Job theft: Immigrants steal jobs from hard-working Americans.
No, ILLEGAL immigrants steal jobs from hard-working Americans and LEGAL immigrants.
Anti-immigrant folks are also typically opposed to raising the minimum wage because it will eliminate low-level jobs by rejiggering employer's calculations of marginal utility, but somehow magically think that an indirect lift of the minimum wage would not have the same effect.
Again, Smallholder’s argument here is based on ignoring the fact that American and legal immigrant workers must be hired for the minimum wage, while a large portion of the illegal population can be hired for less.
Plus, Republicans are supposed to value hard work and individual initiative.

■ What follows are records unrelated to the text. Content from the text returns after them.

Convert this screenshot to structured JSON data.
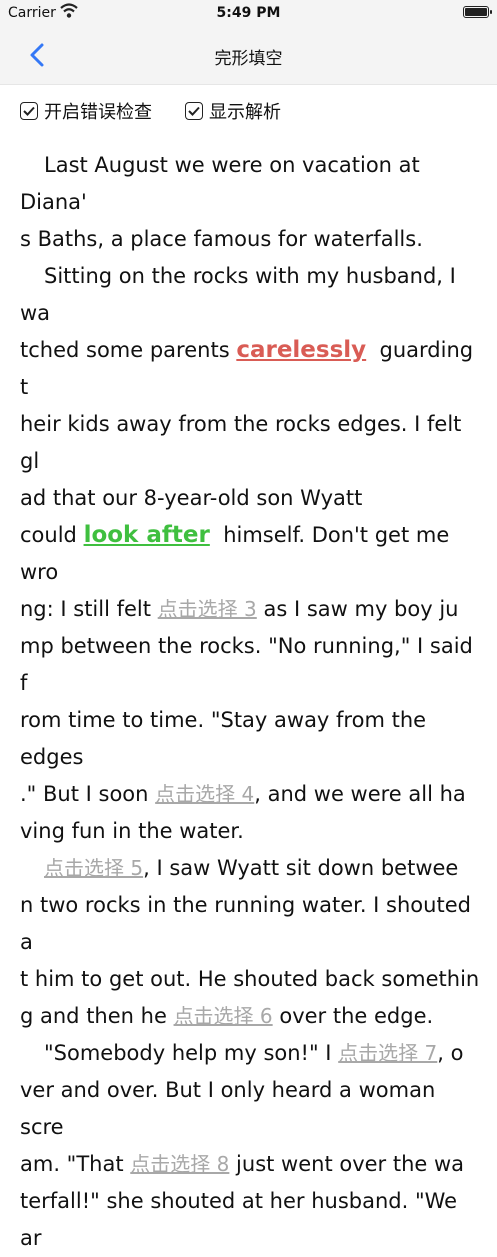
{
  "status_bar": {
    "carrier": "Carrier",
    "time": "5:49 PM"
  },
  "nav": {
    "title": "完形填空",
    "back_icon": "chevron-left-icon"
  },
  "options": [
    {
      "label": "开启错误检查",
      "checked": true
    },
    {
      "label": "显示解析",
      "checked": true
    }
  ],
  "passage": {
    "p1_l1": "Last August we were on vacation at Diana'",
    "p1_l2": "s Baths, a place famous for waterfalls.",
    "p2_l1": "Sitting on the rocks with my husband, I wa",
    "p2_l2a": "tched some parents",
    "ans1": "carelessly",
    "p2_l2b": "guarding t",
    "p2_l3": "heir kids away from the rocks edges. I felt gl",
    "p2_l4": "ad that our 8-year-old son Wyatt",
    "p2_l5a": "could",
    "ans2": "look after",
    "p2_l5b": "himself. Don't get me wro",
    "p2_l6a": "ng: I still felt",
    "blank3": "点击选择 3",
    "p2_l6b": "as I saw my boy ju",
    "p2_l7": "mp between the rocks. \"No running,\" I said f",
    "p2_l8": "rom time to time. \"Stay away from the edges",
    "p2_l9a": ".\" But I soon",
    "blank4": "点击选择 4",
    "p2_l9b": ", and we were all ha",
    "p2_l10": "ving fun in the water.",
    "blank5": "点击选择 5",
    "p3_l1b": ", I saw Wyatt sit down betwee",
    "p3_l2": "n two rocks in the running water. I shouted a",
    "p3_l3": "t him to get out. He shouted back somethin",
    "p3_l4a": "g and then he",
    "blank6": "点击选择 6",
    "p3_l4b": "over the edge.",
    "p4_l1a": "\"Somebody help my son!\" I",
    "blank7": "点击选择 7",
    "p4_l1b": ", o",
    "p4_l2": "ver and over. But I only heard a woman scre",
    "p4_l3a": "am. \"That",
    "blank8": "点击选择 8",
    "p4_l3b": "just went over the wa",
    "p4_l4": "terfall!\" she shouted at her husband. \"We ar"
  },
  "colors": {
    "wrong": "#d95c55",
    "correct": "#3fbf3f",
    "blank": "#a8a8a8"
  }
}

Yes, we also value a level playing field, one that doesn’t exist when legal workers are given an artificial limit to what they’re able to do to get the job (work for less than minimum wage), a restriction that illegals are not hampered by.
How hardworking are Americans who are outcompeted by folks who don't even speak English?
In other words, Yanquis are icky and lazy and deserve to be unemployed.
Or maybe they’re outcompeted because that minimum wage vs. subminimum wage imbalance gives illegal immigrants an unfair edge? Hmmmm……
The Law is the Law! We should punish all wrongdoers: "What part of illegal do you not understand?" When the legal purists demand the harsh punishment of speeding and fellatio, I'll pay more attention.
That was never MY argument, so I’ll let the strawman defend himself in my comments. Or not.
Assimilation: Hispanics, unlike all other immigrant groups of the past (aside form the involuntary immigration of Africans), will not assimilate. Open to question. BUT, historical trends say they will.
The popularity of La Raza and the Chicano movements among young Hispanics in the Southwest would seem to indicate otherwise. But since this is not an argument I’ve ever made against illegal immigration, I’ll not belabor this point.
American Morality. Talking with the Foreign Minister, I realized there is another aspect to the immigration situation. Given that legalizing currently illegal aliens will lessen the countrywide financial benefit of illegal labor, on purely economic grounds we ought to make sure that they never get legal status. Of course, such a Machiavellian stance has moral implications: Is it okay to exploit the willingness of immigrants to work to benefit ourselves while at the same time denying them basic benefits of American society? This is troublesome. I don't know where I stand here.
I know exactly where I stand on this one: Using their illegal status to force them to work for less than Americans would is not only unfair to American/legal immigrant workers, it is a form of economic slavery, and is equally victimizing of the illegals themselves.
Elitiism. Rich middle class people only like immigration because it threatens the poor and less fortunate.
Not an argument I’ve made. Scarecrow?
Smallholder would have you believe that opposition to illegal immigrants is opposition to all immigration, and is thus racists. I hope I’ve made it painfully clear that those of us on this side of the argument don’t oppose all immigration. As Lurch says, “among those of us who oppose illegal immigrants, the "immigrant" part is not the thing that concerns us.” And I hope it’s clear why this distinction is important.
I wonder if perhaps there isn’t a little bit of reverse racial bias in Smallholder’s point of view: The implication of image of all immigrants, and by ignoring the distinction, all illegal immigrants, as honest, hard-working simple folk without an evil bone in their body, is that anyone who opposes them must be racist. It couldn’t possibly be that we oppose illegal immigration for any other reason.